Keeping it local: evidence for positive selection in Swedish Arabidopsis thaliana.
Bottom Line: The model plant Arabidopsis thaliana exemplifies this problem: In spite of the large amounts of data, little evidence for classic selective sweeps has been found.Moreover, it affects the power differently for northern Sweden (more false positives) as compared with southern Sweden (more false negatives).This study demonstrates the necessity of combining demographic analyses and sweep scans for the detection of selection, particularly when selection acts predominantly local.
Affiliation: Mathematics and BioSciences Group, Max F. Perutz Laboratories, University of Vienna, Vienna, Austria Vienna Graduate School of Population Genetics, Vetmeduni Vienna, Vienna, Austria.Show MeSH
Mentions: We determine the neutral CLR distribution for northern and southern Sweden under the best-fitting demographic model (secondaryContact6). As it turns out, this model mimics the observed shifts in the CLR distribution that we observed for northern and southern Sweden (fig. 5), with the distribution for the North being more skewed and having a higher median than that for the South (table 3). The strong skew in our model is a consequence of the secondary contact scenario: Neither a 100-fold increase in migration, that is, a quasi-panmictic population, where CLR-differences must be due to sample size, nor a scenario without migration can produce a long tail similar to the observed one (supplementary fig. S7, Supplementary Material online). Similar shifts in the CLR distribution, although not as pronounced, were also observed for the two other models we tested: splitMig5 and splitMigBottleneck8 (supplementary fig. S6, Supplementary Material online).Fig. 5.

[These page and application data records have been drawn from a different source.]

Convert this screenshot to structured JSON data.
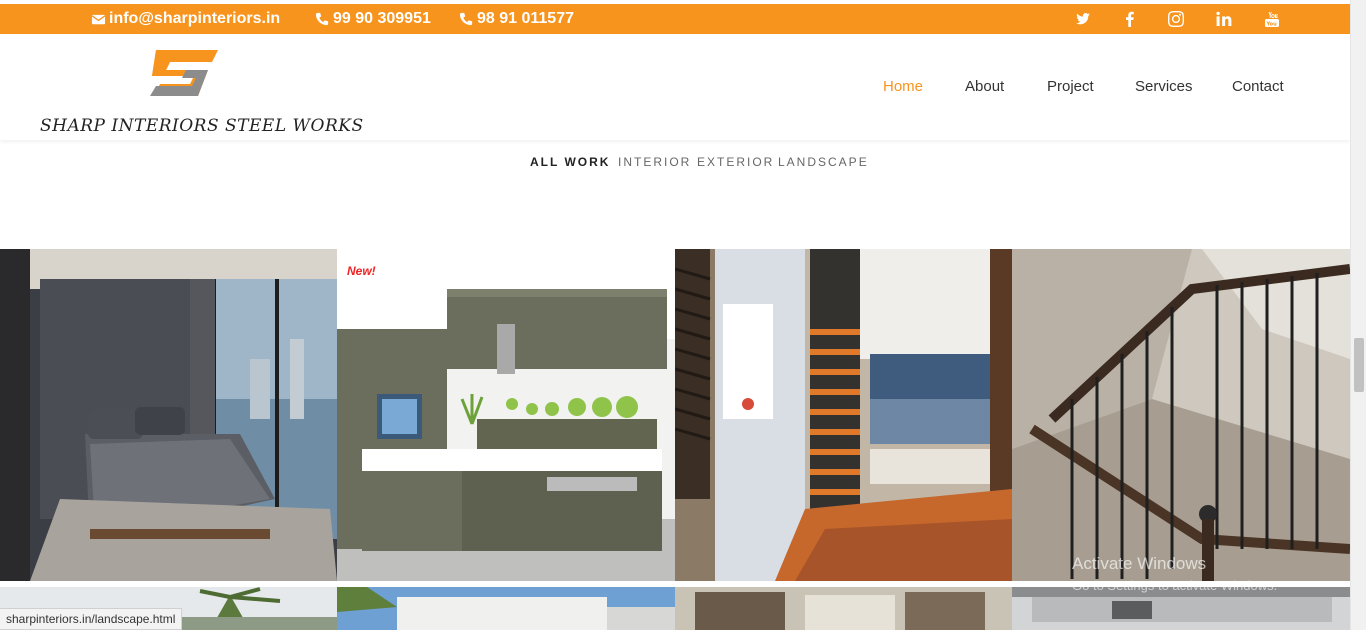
{
  "topbar": {
    "email": "info@sharpinteriors.in",
    "phone1": "99 90 309951",
    "phone2": "98 91 011577",
    "accent_color": "#f7941d",
    "social_icons": [
      "twitter-icon",
      "facebook-icon",
      "instagram-icon",
      "linkedin-icon",
      "youtube-icon"
    ]
  },
  "header": {
    "brand": "SHARP INTERIORS STEEL WORKS",
    "nav": [
      {
        "label": "Home",
        "active": true
      },
      {
        "label": "About"
      },
      {
        "label": "Project"
      },
      {
        "label": "Services"
      },
      {
        "label": "Contact"
      }
    ]
  },
  "filters": [
    {
      "label": "ALL WORK",
      "active": true
    },
    {
      "label": "INTERIOR"
    },
    {
      "label": "EXTERIOR"
    },
    {
      "label": "LANDSCAPE"
    }
  ],
  "gallery": {
    "badge": "New!",
    "tiles": [
      "bedroom",
      "kitchen",
      "staircase-wood",
      "staircase-railing",
      "landscape-palm",
      "exterior-building",
      "exterior-facade",
      "exterior-balcony"
    ]
  },
  "watermark": {
    "line1": "Activate Windows",
    "line2": "Go to Settings to activate Windows."
  },
  "status_url": "sharpinteriors.in/landscape.html"
}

Affiliation: Mathematics and BioSciences Group, Max F. Perutz Laboratories, University of Vienna, Vienna, Austria Vienna Graduate School of Population Genetics, Vetmeduni Vienna, Vienna, Austria.